SUPPLIED MATERIAL:
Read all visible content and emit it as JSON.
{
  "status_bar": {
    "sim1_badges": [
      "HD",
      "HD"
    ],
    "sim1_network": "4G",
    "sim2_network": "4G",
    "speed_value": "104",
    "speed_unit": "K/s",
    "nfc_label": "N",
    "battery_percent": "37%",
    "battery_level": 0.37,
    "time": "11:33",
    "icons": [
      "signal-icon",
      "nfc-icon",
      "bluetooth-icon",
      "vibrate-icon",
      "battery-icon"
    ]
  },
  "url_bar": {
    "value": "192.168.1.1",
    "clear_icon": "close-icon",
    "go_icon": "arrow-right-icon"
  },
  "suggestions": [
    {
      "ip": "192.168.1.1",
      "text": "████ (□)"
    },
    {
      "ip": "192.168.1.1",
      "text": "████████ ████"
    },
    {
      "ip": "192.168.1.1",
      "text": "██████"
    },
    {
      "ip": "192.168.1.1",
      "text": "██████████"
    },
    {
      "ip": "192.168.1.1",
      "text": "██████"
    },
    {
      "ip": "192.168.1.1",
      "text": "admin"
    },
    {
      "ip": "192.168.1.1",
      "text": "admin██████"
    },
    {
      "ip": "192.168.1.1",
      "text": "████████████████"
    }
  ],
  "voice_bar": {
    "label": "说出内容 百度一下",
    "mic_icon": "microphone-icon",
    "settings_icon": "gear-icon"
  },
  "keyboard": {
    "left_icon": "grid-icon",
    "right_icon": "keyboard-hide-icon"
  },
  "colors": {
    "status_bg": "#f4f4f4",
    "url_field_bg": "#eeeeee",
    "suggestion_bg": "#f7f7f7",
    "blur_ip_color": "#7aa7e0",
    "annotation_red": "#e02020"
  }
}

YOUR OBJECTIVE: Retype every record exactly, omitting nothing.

COMPLETED EXERCISE:
Read all visible content and emit it as JSON.
{
  "status_bar": {
    "sim1_badges": [
      "HD",
      "HD"
    ],
    "sim1_network": "4G",
    "sim2_network": "4G",
    "speed_value": "104",
    "speed_unit": "K/s",
    "nfc_label": "N",
    "battery_percent": "37%",
    "battery_level": 0.37,
    "time": "11:33",
    "icons": [
      "signal-icon",
      "nfc-icon",
      "bluetooth-icon",
      "vibrate-icon",
      "battery-icon"
    ]
  },
  "url_bar": {
    "value": "192.168.1.1",
    "clear_icon": "close-icon",
    "go_icon": "arrow-right-icon"
  },
  "suggestions": [
    {
      "ip": "192.168.1.1",
      "text": "████ (□)"
    },
    {
      "ip": "192.168.1.1",
      "text": "████████ ████"
    },
    {
      "ip": "192.168.1.1",
      "text": "██████"
    },
    {
      "ip": "192.168.1.1",
      "text": "██████████"
    },
    {
      "ip": "192.168.1.1",
      "text": "██████"
    },
    {
      "ip": "192.168.1.1",
      "text": "admin"
    },
    {
      "ip": "192.168.1.1",
      "text": "admin██████"
    },
    {
      "ip": "192.168.1.1",
      "text": "████████████████"
    }
  ],
  "voice_bar": {
    "label": "说出内容 百度一下",
    "mic_icon": "microphone-icon",
    "settings_icon": "gear-icon"
  },
  "keyboard": {
    "left_icon": "grid-icon",
    "right_icon": "keyboard-hide-icon"
  },
  "colors": {
    "status_bg": "#f4f4f4",
    "url_field_bg": "#eeeeee",
    "suggestion_bg": "#f7f7f7",
    "blur_ip_color": "#7aa7e0",
    "annotation_red": "#e02020"
  }
}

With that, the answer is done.